= Exercise prompt =
The string "true" appears in some lines of the data. Report how many, with no other words.

= Provided records =
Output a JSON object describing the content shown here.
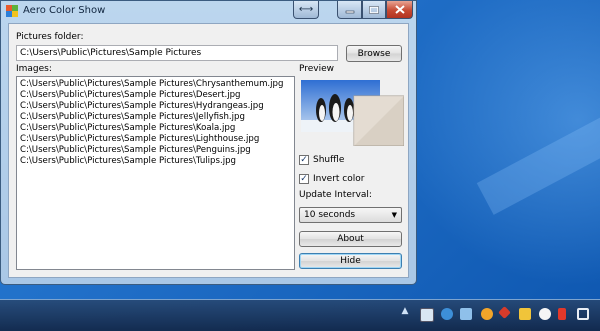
{
  "window": {
    "title": "Aero Color Show",
    "extra_button_glyph": "⟷",
    "minimize_glyph": "—",
    "maximize_glyph": "□",
    "close_glyph": "✕"
  },
  "folder": {
    "label": "Pictures folder:",
    "value": "C:\\Users\\Public\\Pictures\\Sample Pictures",
    "browse_label": "Browse"
  },
  "images": {
    "label": "Images:",
    "items": [
      "C:\\Users\\Public\\Pictures\\Sample Pictures\\Chrysanthemum.jpg",
      "C:\\Users\\Public\\Pictures\\Sample Pictures\\Desert.jpg",
      "C:\\Users\\Public\\Pictures\\Sample Pictures\\Hydrangeas.jpg",
      "C:\\Users\\Public\\Pictures\\Sample Pictures\\Jellyfish.jpg",
      "C:\\Users\\Public\\Pictures\\Sample Pictures\\Koala.jpg",
      "C:\\Users\\Public\\Pictures\\Sample Pictures\\Lighthouse.jpg",
      "C:\\Users\\Public\\Pictures\\Sample Pictures\\Penguins.jpg",
      "C:\\Users\\Public\\Pictures\\Sample Pictures\\Tulips.jpg"
    ]
  },
  "preview": {
    "label": "Preview",
    "icon": "penguins-thumbnail"
  },
  "options": {
    "shuffle_label": "Shuffle",
    "shuffle_checked": true,
    "invert_label": "Invert color",
    "invert_checked": true,
    "interval_label": "Update Interval:",
    "interval_value": "10 seconds"
  },
  "buttons": {
    "about_label": "About",
    "hide_label": "Hide"
  },
  "colors": {
    "client_bg": "#f0f0f0",
    "frame": "#bcd6ee",
    "close": "#c64a33",
    "desktop": "#1f6dc6"
  },
  "tray": {
    "icons": [
      "show-hidden-icons",
      "monitor-icon",
      "ie-icon",
      "network-icon",
      "messenger-icon",
      "antivirus-icon",
      "folder-icon",
      "chat-icon",
      "volume-icon",
      "display-icon"
    ]
  }
}
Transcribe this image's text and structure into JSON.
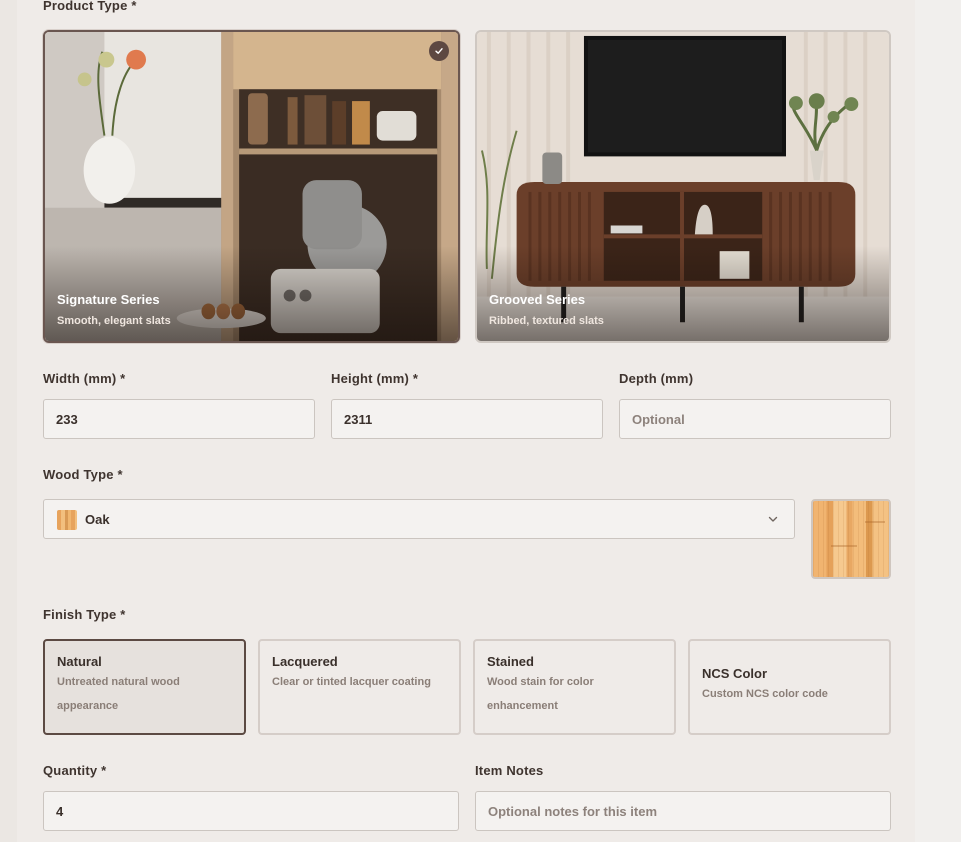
{
  "product_type": {
    "label": "Product Type",
    "required_mark": "*",
    "options": [
      {
        "title": "Signature Series",
        "subtitle": "Smooth, elegant slats",
        "selected": true
      },
      {
        "title": "Grooved Series",
        "subtitle": "Ribbed, textured slats",
        "selected": false
      }
    ]
  },
  "dimensions": {
    "width": {
      "label": "Width (mm) *",
      "value": "233"
    },
    "height": {
      "label": "Height (mm) *",
      "value": "2311"
    },
    "depth": {
      "label": "Depth (mm)",
      "value": "",
      "placeholder": "Optional"
    }
  },
  "wood_type": {
    "label": "Wood Type *",
    "selected": "Oak",
    "icon": "chevron-down-icon"
  },
  "finish_type": {
    "label": "Finish Type *",
    "options": [
      {
        "title": "Natural",
        "description": "Untreated natural wood appearance",
        "selected": true
      },
      {
        "title": "Lacquered",
        "description": "Clear or tinted lacquer coating",
        "selected": false
      },
      {
        "title": "Stained",
        "description": "Wood stain for color enhancement",
        "selected": false
      },
      {
        "title": "NCS Color",
        "description": "Custom NCS color code",
        "selected": false
      }
    ]
  },
  "quantity": {
    "label": "Quantity *",
    "value": "4"
  },
  "item_notes": {
    "label": "Item Notes",
    "value": "",
    "placeholder": "Optional notes for this item"
  },
  "colors": {
    "accent": "#5d4842",
    "panel": "#efebe8",
    "input_bg": "#f4f2f0",
    "border": "#cbc5c0"
  }
}
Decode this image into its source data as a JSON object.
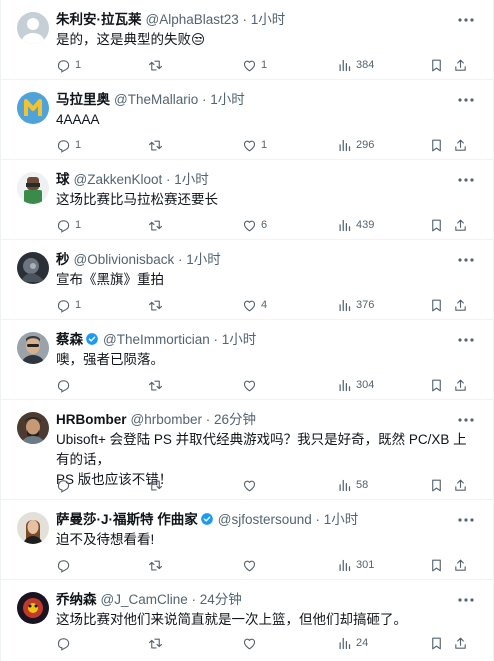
{
  "icons": {
    "more": "more-dots-icon",
    "reply": "reply-icon",
    "retweet": "retweet-icon",
    "like": "heart-icon",
    "views": "views-chart-icon",
    "bookmark": "bookmark-icon",
    "share": "share-icon",
    "verified": "verified-badge-icon"
  },
  "colors": {
    "text": "#0f1419",
    "muted": "#536471",
    "divider": "#eff3f4",
    "verified": "#1d9bf0"
  },
  "tweets": [
    {
      "name": "朱利安·拉瓦莱",
      "handle": "@AlphaBlast23",
      "dot": "·",
      "time": "1小时",
      "text": "是的，这是典型的失败😒",
      "reply": "1",
      "retweet": "",
      "like": "1",
      "views": "384"
    },
    {
      "name": "马拉里奥",
      "handle": "@TheMallario",
      "dot": "·",
      "time": "1小时",
      "text": "4AAAA",
      "reply": "1",
      "retweet": "",
      "like": "1",
      "views": "296"
    },
    {
      "name": "球",
      "handle": "@ZakkenKloot",
      "dot": "·",
      "time": "1小时",
      "text": "这场比赛比马拉松赛还要长",
      "reply": "1",
      "retweet": "",
      "like": "6",
      "views": "439"
    },
    {
      "name": "秒",
      "handle": "@Oblivionisback",
      "dot": "·",
      "time": "1小时",
      "text": "宣布《黑旗》重拍",
      "reply": "1",
      "retweet": "",
      "like": "4",
      "views": "376"
    },
    {
      "name": "蔡森",
      "handle": "@TheImmortician",
      "dot": "·",
      "time": "1小时",
      "text": "噢，强者已陨落。",
      "reply": "",
      "retweet": "",
      "like": "",
      "views": "304"
    },
    {
      "name": "HRBomber",
      "handle": "@hrbomber",
      "dot": "·",
      "time": "26分钟",
      "text_lines": [
        "Ubisoft+ 会登陆 PS 并取代经典游戏吗？我只是好奇，既然 PC/XB 上有的话，",
        "PS 版也应该不错！"
      ],
      "reply": "",
      "retweet": "",
      "like": "",
      "views": "58"
    },
    {
      "name": "萨曼莎·J·福斯特 作曲家",
      "handle": "@sjfostersound",
      "dot": "·",
      "time": "1小时",
      "text": "迫不及待想看看!",
      "reply": "",
      "retweet": "",
      "like": "",
      "views": "301"
    },
    {
      "name": "乔纳森",
      "handle": "@J_CamCline",
      "dot": "·",
      "time": "24分钟",
      "text": "这场比赛对他们来说简直就是一次上篮，但他们却搞砸了。",
      "reply": "",
      "retweet": "",
      "like": "",
      "views": "24"
    }
  ]
}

= Problem solution =
4